[Opening Supplied information section]

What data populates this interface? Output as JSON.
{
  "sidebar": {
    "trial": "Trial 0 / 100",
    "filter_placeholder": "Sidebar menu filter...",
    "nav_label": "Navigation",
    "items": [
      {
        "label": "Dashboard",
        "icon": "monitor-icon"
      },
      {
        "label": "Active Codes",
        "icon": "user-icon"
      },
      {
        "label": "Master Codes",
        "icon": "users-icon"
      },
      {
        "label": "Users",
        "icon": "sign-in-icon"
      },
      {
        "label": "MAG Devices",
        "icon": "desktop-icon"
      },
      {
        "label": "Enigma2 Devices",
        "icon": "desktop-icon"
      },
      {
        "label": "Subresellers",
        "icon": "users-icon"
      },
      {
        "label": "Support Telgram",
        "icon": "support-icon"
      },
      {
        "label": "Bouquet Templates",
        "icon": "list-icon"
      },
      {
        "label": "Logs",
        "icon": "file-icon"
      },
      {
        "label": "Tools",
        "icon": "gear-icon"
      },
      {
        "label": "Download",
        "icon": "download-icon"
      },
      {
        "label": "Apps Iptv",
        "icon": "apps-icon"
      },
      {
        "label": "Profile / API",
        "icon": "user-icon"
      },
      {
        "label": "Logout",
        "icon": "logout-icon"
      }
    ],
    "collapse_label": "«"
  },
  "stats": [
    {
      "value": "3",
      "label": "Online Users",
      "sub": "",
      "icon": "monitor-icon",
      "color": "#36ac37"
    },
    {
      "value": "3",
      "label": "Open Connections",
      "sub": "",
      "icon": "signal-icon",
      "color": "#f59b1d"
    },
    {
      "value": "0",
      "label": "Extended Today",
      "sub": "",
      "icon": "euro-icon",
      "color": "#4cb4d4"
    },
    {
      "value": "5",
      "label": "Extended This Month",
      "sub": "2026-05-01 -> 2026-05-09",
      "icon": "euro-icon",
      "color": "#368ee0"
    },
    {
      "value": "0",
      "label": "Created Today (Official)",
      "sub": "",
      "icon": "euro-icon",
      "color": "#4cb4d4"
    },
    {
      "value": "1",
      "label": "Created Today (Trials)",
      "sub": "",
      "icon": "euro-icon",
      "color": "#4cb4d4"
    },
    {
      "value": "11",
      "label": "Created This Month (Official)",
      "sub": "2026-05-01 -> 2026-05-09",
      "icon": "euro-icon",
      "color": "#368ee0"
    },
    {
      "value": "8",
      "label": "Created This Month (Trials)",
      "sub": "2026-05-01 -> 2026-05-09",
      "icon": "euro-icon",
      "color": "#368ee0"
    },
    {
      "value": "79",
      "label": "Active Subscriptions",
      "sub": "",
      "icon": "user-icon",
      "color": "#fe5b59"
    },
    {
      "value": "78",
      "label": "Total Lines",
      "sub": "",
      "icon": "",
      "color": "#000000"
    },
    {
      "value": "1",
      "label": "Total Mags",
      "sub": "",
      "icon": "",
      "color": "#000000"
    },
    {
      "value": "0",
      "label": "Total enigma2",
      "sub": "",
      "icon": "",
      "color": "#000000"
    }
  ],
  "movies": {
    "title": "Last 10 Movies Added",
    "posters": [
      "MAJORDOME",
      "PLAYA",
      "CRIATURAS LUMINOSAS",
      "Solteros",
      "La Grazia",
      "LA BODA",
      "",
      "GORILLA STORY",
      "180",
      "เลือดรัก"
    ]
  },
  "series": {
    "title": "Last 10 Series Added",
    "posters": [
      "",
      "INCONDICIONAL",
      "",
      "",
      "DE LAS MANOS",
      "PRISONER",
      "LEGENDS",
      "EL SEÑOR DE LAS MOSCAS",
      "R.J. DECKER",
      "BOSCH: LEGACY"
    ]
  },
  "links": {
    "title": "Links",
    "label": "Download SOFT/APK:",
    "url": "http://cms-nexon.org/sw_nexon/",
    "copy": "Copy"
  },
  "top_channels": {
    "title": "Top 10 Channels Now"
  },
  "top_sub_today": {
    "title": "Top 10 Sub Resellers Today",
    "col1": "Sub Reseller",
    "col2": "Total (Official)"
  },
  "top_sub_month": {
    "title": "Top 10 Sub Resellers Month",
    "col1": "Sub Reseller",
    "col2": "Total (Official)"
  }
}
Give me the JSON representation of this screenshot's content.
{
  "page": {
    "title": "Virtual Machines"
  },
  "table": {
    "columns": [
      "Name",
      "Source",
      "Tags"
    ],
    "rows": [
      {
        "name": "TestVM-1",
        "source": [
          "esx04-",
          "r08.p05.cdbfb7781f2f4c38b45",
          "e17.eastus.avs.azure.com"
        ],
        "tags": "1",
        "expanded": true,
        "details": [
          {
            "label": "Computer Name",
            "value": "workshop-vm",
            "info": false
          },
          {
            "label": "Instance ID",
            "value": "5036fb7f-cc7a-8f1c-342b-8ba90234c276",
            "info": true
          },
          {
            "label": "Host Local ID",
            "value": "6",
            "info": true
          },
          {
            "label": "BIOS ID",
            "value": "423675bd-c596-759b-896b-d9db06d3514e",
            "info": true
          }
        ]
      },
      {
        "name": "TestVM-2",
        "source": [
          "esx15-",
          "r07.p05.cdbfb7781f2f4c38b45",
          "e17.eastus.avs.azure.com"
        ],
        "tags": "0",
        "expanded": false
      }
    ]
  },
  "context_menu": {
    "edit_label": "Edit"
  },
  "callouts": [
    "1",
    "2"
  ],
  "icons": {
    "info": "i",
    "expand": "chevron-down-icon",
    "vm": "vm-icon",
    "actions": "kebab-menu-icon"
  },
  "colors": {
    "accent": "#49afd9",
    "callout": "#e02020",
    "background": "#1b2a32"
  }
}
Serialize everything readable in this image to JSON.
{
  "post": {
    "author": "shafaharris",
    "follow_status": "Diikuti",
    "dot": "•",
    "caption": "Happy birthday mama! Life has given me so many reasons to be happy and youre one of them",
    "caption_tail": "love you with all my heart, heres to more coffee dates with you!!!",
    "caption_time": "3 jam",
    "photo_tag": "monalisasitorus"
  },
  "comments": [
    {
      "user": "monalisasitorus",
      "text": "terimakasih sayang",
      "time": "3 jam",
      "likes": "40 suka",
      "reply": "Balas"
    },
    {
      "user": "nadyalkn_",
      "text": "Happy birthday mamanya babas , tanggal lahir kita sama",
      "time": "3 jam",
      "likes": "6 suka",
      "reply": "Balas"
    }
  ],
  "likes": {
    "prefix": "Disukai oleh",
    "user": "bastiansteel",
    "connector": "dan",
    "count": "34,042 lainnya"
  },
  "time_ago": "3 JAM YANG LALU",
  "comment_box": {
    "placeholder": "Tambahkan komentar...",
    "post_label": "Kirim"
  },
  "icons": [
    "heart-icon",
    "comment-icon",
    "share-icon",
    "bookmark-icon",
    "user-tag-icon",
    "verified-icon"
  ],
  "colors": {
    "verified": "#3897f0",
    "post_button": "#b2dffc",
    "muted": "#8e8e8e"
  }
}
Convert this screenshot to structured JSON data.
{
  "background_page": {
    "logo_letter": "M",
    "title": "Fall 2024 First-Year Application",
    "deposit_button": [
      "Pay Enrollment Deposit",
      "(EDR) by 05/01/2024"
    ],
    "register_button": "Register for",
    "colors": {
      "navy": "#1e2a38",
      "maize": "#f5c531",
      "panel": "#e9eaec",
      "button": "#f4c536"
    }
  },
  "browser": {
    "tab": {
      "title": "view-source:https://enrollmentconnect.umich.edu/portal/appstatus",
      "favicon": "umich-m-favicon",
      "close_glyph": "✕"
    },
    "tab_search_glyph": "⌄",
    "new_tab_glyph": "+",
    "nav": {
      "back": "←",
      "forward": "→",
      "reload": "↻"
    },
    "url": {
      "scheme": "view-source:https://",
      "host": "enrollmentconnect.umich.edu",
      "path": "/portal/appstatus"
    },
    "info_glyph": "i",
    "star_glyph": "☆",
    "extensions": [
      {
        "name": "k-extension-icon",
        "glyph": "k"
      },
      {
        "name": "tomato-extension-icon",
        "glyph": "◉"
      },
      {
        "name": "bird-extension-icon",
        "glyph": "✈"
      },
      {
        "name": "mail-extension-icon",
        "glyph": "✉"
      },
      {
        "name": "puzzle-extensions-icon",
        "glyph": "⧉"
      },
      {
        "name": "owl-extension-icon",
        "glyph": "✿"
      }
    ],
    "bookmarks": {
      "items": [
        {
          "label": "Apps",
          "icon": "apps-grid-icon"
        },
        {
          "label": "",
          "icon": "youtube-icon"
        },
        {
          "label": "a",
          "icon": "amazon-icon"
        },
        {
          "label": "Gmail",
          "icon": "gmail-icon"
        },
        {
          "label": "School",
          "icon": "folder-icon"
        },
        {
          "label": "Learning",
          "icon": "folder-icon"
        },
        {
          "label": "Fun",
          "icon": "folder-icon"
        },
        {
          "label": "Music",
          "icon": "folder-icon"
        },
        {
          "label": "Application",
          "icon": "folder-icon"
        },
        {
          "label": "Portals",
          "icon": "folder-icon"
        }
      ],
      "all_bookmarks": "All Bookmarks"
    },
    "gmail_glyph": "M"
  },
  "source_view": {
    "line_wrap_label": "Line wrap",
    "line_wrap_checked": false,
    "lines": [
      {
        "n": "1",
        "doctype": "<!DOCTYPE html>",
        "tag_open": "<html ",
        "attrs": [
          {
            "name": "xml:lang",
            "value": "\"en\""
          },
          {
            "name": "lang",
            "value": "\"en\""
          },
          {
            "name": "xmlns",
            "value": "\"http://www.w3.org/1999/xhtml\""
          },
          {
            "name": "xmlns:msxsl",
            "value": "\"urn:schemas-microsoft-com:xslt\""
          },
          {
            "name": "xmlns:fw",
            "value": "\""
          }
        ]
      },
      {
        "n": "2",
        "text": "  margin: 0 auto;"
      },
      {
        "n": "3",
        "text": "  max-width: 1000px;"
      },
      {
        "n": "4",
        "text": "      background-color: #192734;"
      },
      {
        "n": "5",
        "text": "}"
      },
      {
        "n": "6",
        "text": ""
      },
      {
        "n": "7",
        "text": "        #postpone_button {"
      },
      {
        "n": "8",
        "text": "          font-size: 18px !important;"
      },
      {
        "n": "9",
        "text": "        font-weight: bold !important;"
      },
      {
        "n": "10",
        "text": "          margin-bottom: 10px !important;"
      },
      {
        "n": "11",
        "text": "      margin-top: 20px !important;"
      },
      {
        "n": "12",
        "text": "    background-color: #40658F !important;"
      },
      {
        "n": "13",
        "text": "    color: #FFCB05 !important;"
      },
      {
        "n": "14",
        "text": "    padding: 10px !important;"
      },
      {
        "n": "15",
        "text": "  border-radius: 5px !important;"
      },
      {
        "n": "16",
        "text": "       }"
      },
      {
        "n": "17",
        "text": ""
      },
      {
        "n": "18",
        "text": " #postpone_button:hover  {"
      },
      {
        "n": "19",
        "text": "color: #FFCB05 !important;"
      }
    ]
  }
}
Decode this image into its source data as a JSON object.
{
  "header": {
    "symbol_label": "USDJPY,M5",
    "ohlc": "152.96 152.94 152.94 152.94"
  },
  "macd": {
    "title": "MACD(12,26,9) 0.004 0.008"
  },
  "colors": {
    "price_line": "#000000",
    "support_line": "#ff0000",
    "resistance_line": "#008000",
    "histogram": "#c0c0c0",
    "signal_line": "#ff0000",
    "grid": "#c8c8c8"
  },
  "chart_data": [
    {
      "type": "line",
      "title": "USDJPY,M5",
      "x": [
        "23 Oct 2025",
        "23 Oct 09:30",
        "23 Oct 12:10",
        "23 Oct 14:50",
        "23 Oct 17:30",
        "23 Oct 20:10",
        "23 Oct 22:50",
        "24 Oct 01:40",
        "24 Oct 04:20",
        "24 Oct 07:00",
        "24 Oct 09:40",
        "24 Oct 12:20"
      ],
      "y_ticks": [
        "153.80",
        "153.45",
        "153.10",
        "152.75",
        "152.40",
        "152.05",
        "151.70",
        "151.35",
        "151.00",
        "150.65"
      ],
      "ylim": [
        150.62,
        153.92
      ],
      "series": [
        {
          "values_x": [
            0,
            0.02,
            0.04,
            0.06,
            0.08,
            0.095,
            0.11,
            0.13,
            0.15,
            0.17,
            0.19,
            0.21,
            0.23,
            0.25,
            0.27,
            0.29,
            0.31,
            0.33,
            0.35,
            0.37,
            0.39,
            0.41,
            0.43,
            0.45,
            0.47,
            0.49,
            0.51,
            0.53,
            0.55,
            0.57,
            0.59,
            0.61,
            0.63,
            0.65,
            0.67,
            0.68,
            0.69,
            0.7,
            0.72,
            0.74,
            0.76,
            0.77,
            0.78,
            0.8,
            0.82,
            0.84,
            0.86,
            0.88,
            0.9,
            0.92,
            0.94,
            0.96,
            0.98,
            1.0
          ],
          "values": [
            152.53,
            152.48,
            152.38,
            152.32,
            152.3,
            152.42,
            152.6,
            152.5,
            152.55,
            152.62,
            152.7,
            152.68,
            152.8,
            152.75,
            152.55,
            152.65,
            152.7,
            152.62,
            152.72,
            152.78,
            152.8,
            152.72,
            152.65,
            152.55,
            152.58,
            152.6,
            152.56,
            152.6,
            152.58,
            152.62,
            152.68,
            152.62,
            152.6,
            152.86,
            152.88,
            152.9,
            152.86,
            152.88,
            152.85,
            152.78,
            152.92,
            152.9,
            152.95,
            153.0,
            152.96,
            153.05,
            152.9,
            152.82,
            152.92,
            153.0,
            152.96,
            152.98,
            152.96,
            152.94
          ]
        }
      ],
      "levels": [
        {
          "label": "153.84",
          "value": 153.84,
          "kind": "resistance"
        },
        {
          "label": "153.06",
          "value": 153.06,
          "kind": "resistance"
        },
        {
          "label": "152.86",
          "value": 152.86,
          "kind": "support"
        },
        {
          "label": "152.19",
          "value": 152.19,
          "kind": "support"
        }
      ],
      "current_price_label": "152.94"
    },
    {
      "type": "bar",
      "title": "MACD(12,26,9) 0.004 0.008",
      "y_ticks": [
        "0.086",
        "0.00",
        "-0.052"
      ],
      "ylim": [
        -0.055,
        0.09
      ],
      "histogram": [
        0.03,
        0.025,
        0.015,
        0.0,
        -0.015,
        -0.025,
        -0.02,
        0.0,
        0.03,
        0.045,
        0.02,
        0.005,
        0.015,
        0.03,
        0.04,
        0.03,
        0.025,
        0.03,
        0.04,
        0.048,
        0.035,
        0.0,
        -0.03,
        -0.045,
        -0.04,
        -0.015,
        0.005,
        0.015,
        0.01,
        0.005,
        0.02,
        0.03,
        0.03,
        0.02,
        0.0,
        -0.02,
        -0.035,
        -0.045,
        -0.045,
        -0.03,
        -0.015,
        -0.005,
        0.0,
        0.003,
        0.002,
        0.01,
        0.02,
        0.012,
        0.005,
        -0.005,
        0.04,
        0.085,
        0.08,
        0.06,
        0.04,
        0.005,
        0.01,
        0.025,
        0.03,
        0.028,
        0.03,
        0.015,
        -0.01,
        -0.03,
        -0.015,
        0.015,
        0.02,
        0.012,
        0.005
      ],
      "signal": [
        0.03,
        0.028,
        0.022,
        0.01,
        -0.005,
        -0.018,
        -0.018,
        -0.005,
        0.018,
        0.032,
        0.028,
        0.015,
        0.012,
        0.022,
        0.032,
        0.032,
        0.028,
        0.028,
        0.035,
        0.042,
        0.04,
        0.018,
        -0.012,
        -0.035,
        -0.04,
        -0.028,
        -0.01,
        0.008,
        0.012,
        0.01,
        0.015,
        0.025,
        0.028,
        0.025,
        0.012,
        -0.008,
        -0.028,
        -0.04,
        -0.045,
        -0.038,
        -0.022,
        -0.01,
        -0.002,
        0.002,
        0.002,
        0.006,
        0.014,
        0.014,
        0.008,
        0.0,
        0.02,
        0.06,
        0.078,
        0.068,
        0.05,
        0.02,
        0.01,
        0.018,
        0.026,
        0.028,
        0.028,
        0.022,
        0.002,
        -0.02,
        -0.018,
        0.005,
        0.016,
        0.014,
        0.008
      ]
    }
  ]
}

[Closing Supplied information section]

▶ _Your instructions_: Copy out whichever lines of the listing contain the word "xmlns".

▶ _Result of the task_:
            "name": "xmlns",
            "name": "xmlns:msxsl",
            "name": "xmlns:fw",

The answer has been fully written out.